The animated feature film of Marjane Satrapi's Persepolis (co-directed with Vincent Paronnaud, a.k.a. Winshluss) will be released on both DVD-Video and Blu-ray Disc in both North America and the British Isles in the next few months: 24 June 2008 in the USA and 18 August 2008 in the UK.
I also thought it worth mentioning that Blue Underground in North America are planning to release Ralph Bakshi's 1983 feature Fire and Ice onto Blu-ray – though there's no release date set, this would make it one of the very first high-definition releases of pre-digital animation and, discounting the Don Bluth-directed interactive animation Dragon's Lair, certainly the first to be neither Disney nor anime. The only other such releases so far in anywhere other than Japan are Disney's Clyde Geronimi-directed Sleeping Beauty (1959, making it by far the oldest of these) and several of the Dragon Ball Z theatrical features and TV specials. Meanwhile, the sole work of stop-motion – the medium which I find benefits most of all from high-definition – on either home format is Corpse Bride. This makes me want to cry, just a little, as Corpse Bride is not a great example of the art form – if there is only going to be one, it should at least be Shisha no Sho or Staré povesti ceské; even The Nightmare Before Christmas would have given me some hope.
Anyway, thanks to Blu-ray.com and Twitch for alerting me to these. On vaguely related note, have a look at the cute artwork of the Blu-ray/DVD bundle release of Rintaro's 2001 Metropolis film – much better in my opinion than the film itself and, judging by the comments, than the new transfer.

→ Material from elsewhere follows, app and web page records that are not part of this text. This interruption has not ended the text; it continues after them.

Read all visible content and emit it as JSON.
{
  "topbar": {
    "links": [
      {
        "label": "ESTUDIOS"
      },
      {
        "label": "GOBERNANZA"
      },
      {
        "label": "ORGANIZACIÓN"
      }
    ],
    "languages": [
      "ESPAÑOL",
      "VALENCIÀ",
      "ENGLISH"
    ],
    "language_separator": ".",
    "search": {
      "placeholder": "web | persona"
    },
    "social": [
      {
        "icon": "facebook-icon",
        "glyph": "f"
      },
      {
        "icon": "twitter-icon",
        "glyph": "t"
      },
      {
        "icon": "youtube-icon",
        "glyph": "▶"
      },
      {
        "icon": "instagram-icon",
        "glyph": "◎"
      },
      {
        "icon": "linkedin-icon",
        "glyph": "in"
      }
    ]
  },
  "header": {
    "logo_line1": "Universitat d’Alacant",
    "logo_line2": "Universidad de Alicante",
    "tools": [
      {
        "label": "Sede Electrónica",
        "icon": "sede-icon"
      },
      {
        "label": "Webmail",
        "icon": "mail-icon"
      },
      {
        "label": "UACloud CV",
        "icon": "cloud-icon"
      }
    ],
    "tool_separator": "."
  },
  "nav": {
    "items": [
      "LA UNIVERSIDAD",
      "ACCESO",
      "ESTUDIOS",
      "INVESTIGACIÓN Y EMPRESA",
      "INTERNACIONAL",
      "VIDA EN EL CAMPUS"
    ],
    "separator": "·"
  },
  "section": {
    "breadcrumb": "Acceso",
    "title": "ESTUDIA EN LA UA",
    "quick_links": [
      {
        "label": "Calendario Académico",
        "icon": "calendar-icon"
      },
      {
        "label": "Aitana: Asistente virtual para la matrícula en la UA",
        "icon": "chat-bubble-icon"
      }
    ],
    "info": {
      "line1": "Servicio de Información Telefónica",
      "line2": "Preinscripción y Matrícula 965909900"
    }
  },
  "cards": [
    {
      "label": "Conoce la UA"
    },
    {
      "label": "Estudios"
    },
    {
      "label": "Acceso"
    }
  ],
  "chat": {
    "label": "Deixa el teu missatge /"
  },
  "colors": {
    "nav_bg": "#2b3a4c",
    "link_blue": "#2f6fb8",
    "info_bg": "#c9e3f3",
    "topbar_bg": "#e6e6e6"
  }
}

The original DVD release also had something more in this vein.
And one last word of advice – Park Chan-Wook's Saibogujiman Kwenchana (I'm a Cyborg, but That's OK, 2006) has been slowing moving around cinemas in the British Isles since 4 April 2008, and is the funniest (or perhaps more accurately, funest) film since Tôkyô Godfathers. I'll warn you, as I wish others had, that there is one genuinely icky shot near the end of the opening titles and one revealing scene of Rain which makes it definitely not one to see with one's parents – but other than that it's pure, genuine and exhilaratingly surreal enjoyment, with just enough emotional "fibre" to make it satisfying (and thus avoid the "hollow" feeling of something like CLAMP's Seiden). Though it certainly builds on some elements first seen in his earlier films, the different focus makes whether or not you liked those little indicator or whether you'll like this. The best reference points would be Tôkyô Godfathers and the Urusei Yatsura movies as I found those similarly enjoyable – perhaps even Princes et princesses. The titles it's most similar to are actually Michel Gondry's La Science des rêves and Jeunet's Amélie, but the "cult" element which Park introduces makes Saibogujiman Kwenchana appeal to a different audience and sense of humour, the sensitive mixing of romance and robots making it the perfect otaku date movie.